• PROVIDED ENTRIES:
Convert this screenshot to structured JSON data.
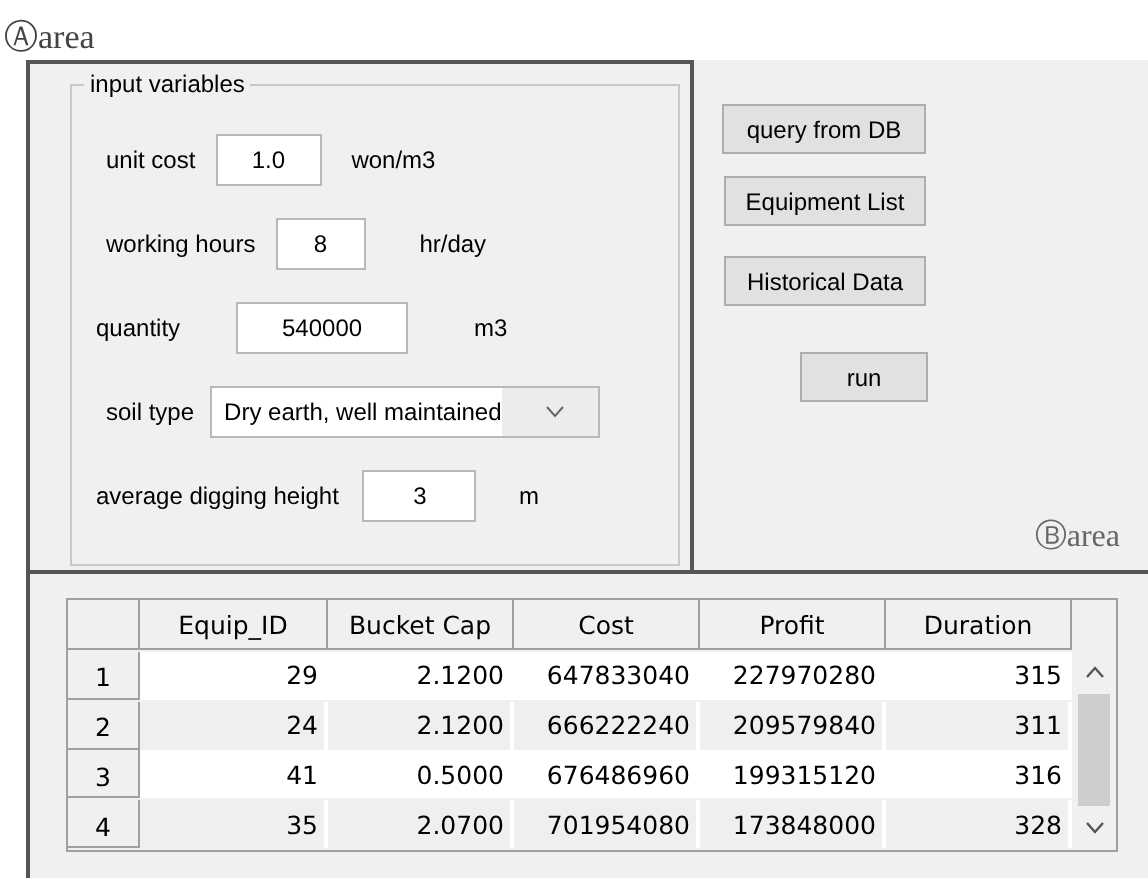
{
  "area_a_label": "Ⓐarea",
  "input_group": {
    "title": "input variables",
    "fields": [
      {
        "kind": "text",
        "label": "unit cost",
        "value": "1.0",
        "unit": "won/m3"
      },
      {
        "kind": "text",
        "label": "working hours",
        "value": "8",
        "unit": "hr/day"
      },
      {
        "kind": "text",
        "label": "quantity",
        "value": "540000",
        "unit": "m3"
      },
      {
        "kind": "select",
        "label": "soil type",
        "value": "Dry earth, well maintained"
      },
      {
        "kind": "text",
        "label": "average digging height",
        "value": "3",
        "unit": "m"
      }
    ]
  },
  "buttons": [
    "query from DB",
    "Equipment List",
    "Historical Data",
    "run"
  ],
  "area_b_label": "Ⓑarea",
  "table": {
    "columns": [
      "Equip_ID",
      "Bucket Cap",
      "Cost",
      "Profit",
      "Duration"
    ],
    "rows": [
      {
        "index": "1",
        "cells": [
          "29",
          "2.1200",
          "647833040",
          "227970280",
          "315"
        ]
      },
      {
        "index": "2",
        "cells": [
          "24",
          "2.1200",
          "666222240",
          "209579840",
          "311"
        ]
      },
      {
        "index": "3",
        "cells": [
          "41",
          "0.5000",
          "676486960",
          "199315120",
          "316"
        ]
      },
      {
        "index": "4",
        "cells": [
          "35",
          "2.0700",
          "701954080",
          "173848000",
          "328"
        ]
      }
    ]
  }
}
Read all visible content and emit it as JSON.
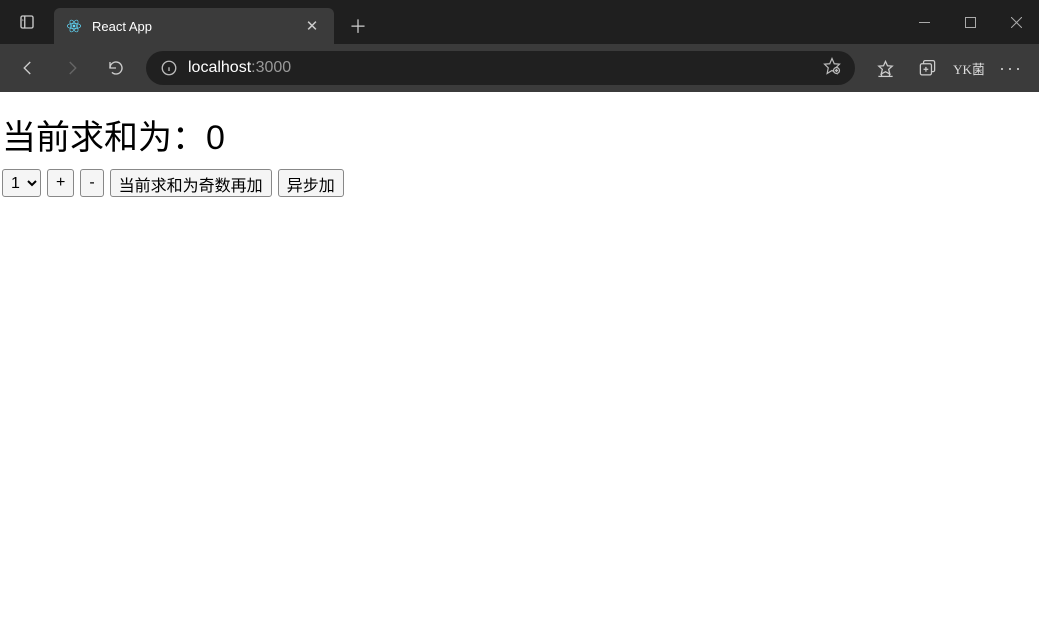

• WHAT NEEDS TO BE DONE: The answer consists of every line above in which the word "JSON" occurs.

• SOLUTION FOR THIS TASK:
Convert this screenshot to structured JSON data.
Read all visible content and emit it as JSON.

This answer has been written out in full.